  12. Don’t project your learning experiences on your child. Homeschool is not like your public school experience. This is probably something new for all of you on some level. If you struggled or struggle today with spelling or math, don’t give them an excuse to fail or skip something. Be for them what someone wasn’t for you. If there is a true learning disability, nearly every city has a way to test your child. With the Internet there is help finding special needs testing and guidance. But don’t project yourself and discourage the child. In fact, a child can resent this, and a homeschool battle will ensue. 
  13. Never, ever threaten to “send them back to school.” Threats are a sign of weak parenting. It is better to study some good parenting as mentioned above and decide to follow a better path. Threats rarely produce the necessary inner discipline we want our child to have. 
  14. The Bible says not to compare ourselves with others. This includes homeschooling. Some homeschoolers these days feel comfortable setting up whole “school rooms” full of expensive furniture and supplies. Others have small nooks and crannies and have one bookshelf and the kitchen table. Let’s allow each other space to do this. But let’s not push ourselves to do what others do. Go back to #1, look at what you have written, and stick to it. Each according to their desires and ability.
  15. Get help when needed, and always keep learning! I learned a ton teaching my children, and I was already considered a good student growing up. Today’s curriculum is so well developed and full of information—keep learning and growing and plan ahead! If you know a child has Algebra I coming up, watch a Youtube course yourself or take an actual refresher course. Sometimes learning will come to you more easily later in life. Never stop learning. It’s such a good model for your child to observe. 

I began homeschooling in Washington state in 1984 when my oldest was three. Since then, we have had seven children, three of whom were adopted while living overseas, and one adopted through US foster care. So far, we have:

1 college graduate child – now married and a loan officer 

2 college attended children – one a full-time graphic artist, married dad of five adopted special needs kids, and the other one married and a full-time military wife and mom to three sons.

1  Army paratrooper

1 daughter currently attending college studying computer science

1 child deceased 

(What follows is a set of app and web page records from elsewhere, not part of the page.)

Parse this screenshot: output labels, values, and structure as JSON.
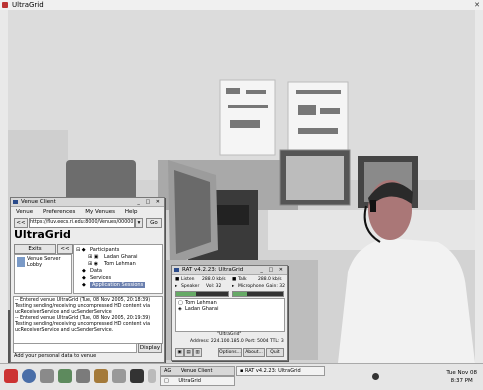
{
  "main_window": {
    "title": "UltraGrid"
  },
  "venue_client": {
    "title": "Venue Client",
    "menu": [
      "Venue",
      "Preferences",
      "My Venues",
      "Help"
    ],
    "back_label": "<<",
    "url": "https://fluv.eecs.ri.edu:8000/Venues/00000102",
    "go_label": "Go",
    "venue_name": "UltraGrid",
    "exits_label": "Exits",
    "exits_nav": "<<",
    "exits": [
      "Venue Server",
      "Lobby"
    ],
    "tree": {
      "participants_label": "Participants",
      "participants": [
        "Ladan Gharai",
        "Tom Lehman"
      ],
      "data_label": "Data",
      "services_label": "Services",
      "applications_label": "Application Sessions"
    },
    "log": [
      "-- Entered venue UltraGrid (Tue, 08 Nov 2005, 20:18:39)",
      "Testing sending/receiving uncompressed HD content via",
      "ucReceiverService and ucSenderService",
      "-- Entered venue UltraGrid (Tue, 08 Nov 2005, 20:19:39)",
      "Testing sending/receiving uncompressed HD content via",
      "ucReceiverService and ucSenderService."
    ],
    "display_label": "Display",
    "status": "Add your personal data to venue"
  },
  "rat": {
    "title": "RAT v4.2.23: UltraGrid",
    "listen_label": "Listen",
    "listen_value": "288.0 kb/s",
    "talk_label": "Talk",
    "talk_value": "288.0 kb/s",
    "speaker_label": "Speaker",
    "speaker_vol": "Vol: 32",
    "mic_label": "Microphone",
    "mic_gain": "Gain: 32",
    "participants": [
      "Tom Lehman",
      "Ladan Gharai"
    ],
    "session": "\"UltraGrid\"",
    "address": "Address: 224.100.185.0  Port: 5004  TTL: 3",
    "buttons": [
      "Options...",
      "About...",
      "Quit"
    ]
  },
  "taskbar": {
    "tasks": [
      {
        "label": "Venue Client",
        "prefix": "AG"
      },
      {
        "label": "RAT v4.2.23: UltraGrid",
        "prefix": ""
      },
      {
        "label": "UltraGrid",
        "prefix": ""
      }
    ],
    "clock_date": "Tue Nov 08",
    "clock_time": "8:37 PM"
  }
}
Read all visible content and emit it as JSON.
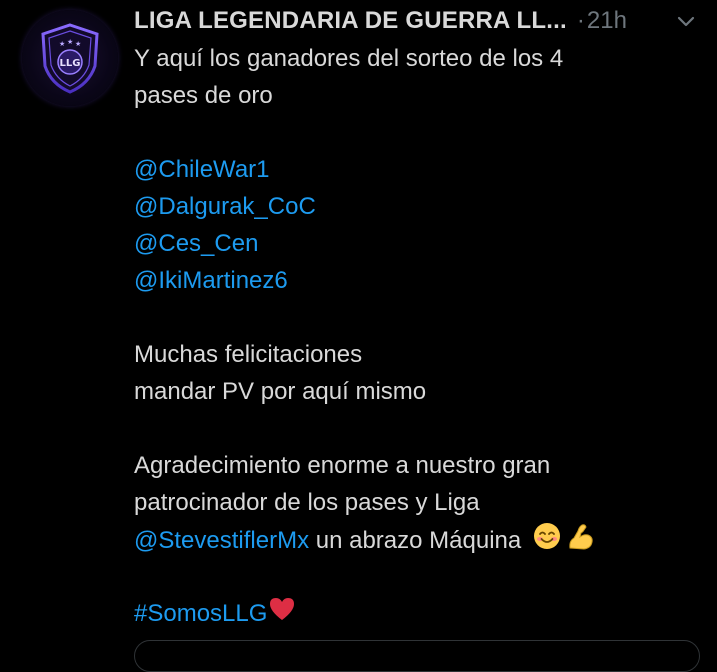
{
  "tweet": {
    "author_name": "LIGA LEGENDARIA DE GUERRA LL...",
    "separator": "·",
    "time": "21h",
    "lines": {
      "l1": "Y aquí los ganadores del sorteo de los 4",
      "l2": "pases de oro",
      "m1": "@ChileWar1",
      "m2": "@Dalgurak_CoC",
      "m3": "@Ces_Cen",
      "m4": "@IkiMartinez6",
      "l3": "Muchas felicitaciones",
      "l4": "mandar PV por aquí mismo",
      "l5": "Agradecimiento enorme a nuestro gran",
      "l6": "patrocinador de los pases y Liga",
      "m5": "@StevestiflerMx",
      "l7": " un abrazo Máquina  ",
      "hashtag": "#SomosLLG"
    },
    "emojis": [
      "smiling-face-icon",
      "flexed-biceps-icon",
      "red-heart-icon"
    ]
  },
  "avatar": {
    "logo_text": "LLG",
    "icon": "shield-logo-icon"
  },
  "colors": {
    "background": "#000000",
    "text": "#d9d9d9",
    "secondary": "#6e767d",
    "link": "#1d9bf0",
    "accent_purple": "#7b5cff"
  }
}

1 child grade six. 

We have made it through many years of homeschooling. It’s so encouraging to see how it is growing, but in the growth let’s keep our eye on our original purpose. 

Love you all. T”